Note: select the image twice to view enlarged version
Lakes and Coorong: a social objective case study
Jonathan McPhail said another benefit of The Guide was the information provided on how to measure the proposed social objectives.
"The indicators that were chosen for the Lakes and Coorong Fishery are appropriate for the scale of the fishery, and are easily achievable," he said.
Proposed performance indicators, reference points ('triggers') and strategies for addressing the objectives are all clearly outlined in the FRDC Guide and in the process of being adopted. The measurement of many of the indicators can be done using a simple survey, or knowledge already held by fisheries managers. The methods that can be used are, in the main, low in cost and have the ability to use existing information sources and data-collection processes, something that those working on the draft Lakes and Coorong Fishery Management Plan found useful.
"We have excellent processes such as the periodic economic surveys already set up in South Australia to collect this information," said Mr McPhail. "Implementing and measuring these objectives is unlikely to create any significant extra work and the industry has given their support in collecting the data."
Some of the social issues that are on the agenda include determining the perceptions of fishery management held by fishers.
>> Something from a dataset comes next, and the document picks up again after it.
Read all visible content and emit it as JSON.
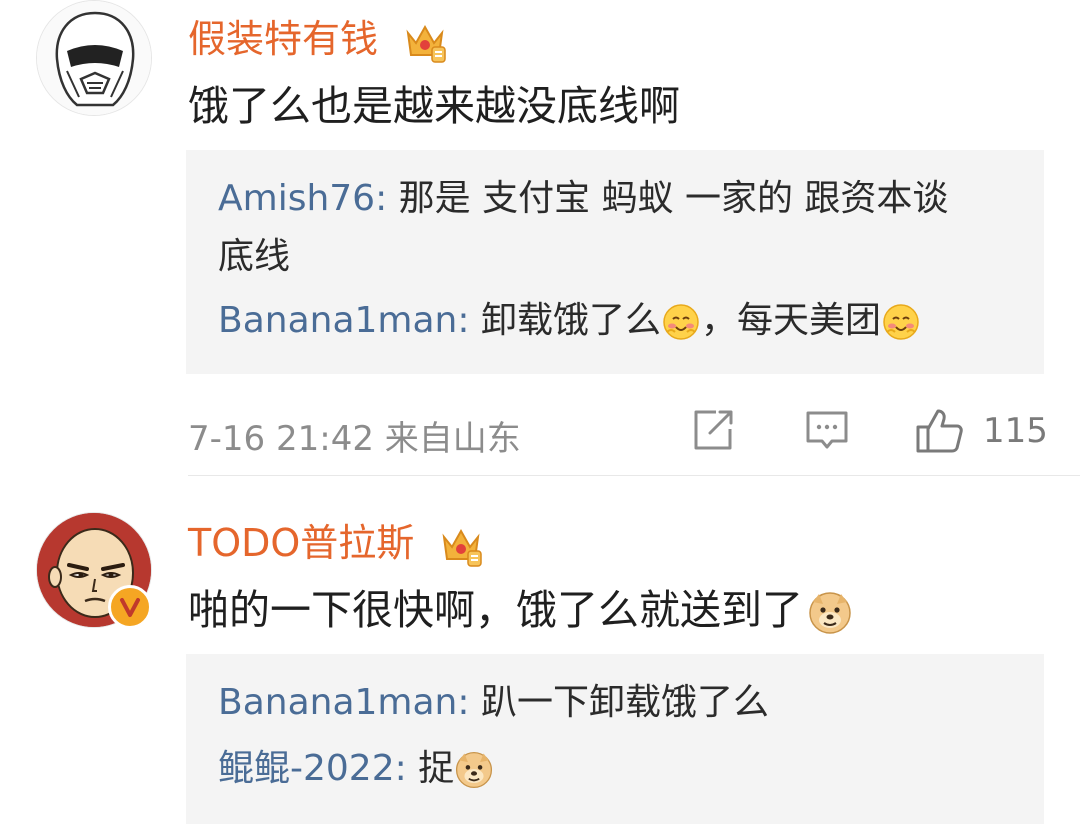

Indigenous groups and local/regional communities can help identify critical social issues that need to be addressed. Though still in draft form, for the Lakes and Coorong Fishery, this work will help build and measure trust, ensuring the fishery maintains its social license to operate.
The experience of the Lakes and Coorong Fishery shows that adding the proposed social objectives to management plans is not a daunting task.
"The Guide supported us to determine the most appropriate social objectives for the scale of this fishery," Jonathan McPhail said. "It's good to know that we may have social objectives alongside existing environmental and economic objectives in our planning and management of the fishery."
"Until recently, we didn't know how to incorporate social objectives into the operation of the fishery. But with the Guide developed by the FRDC it was a really smooth process". – Jonathan McPhail, fishery manager.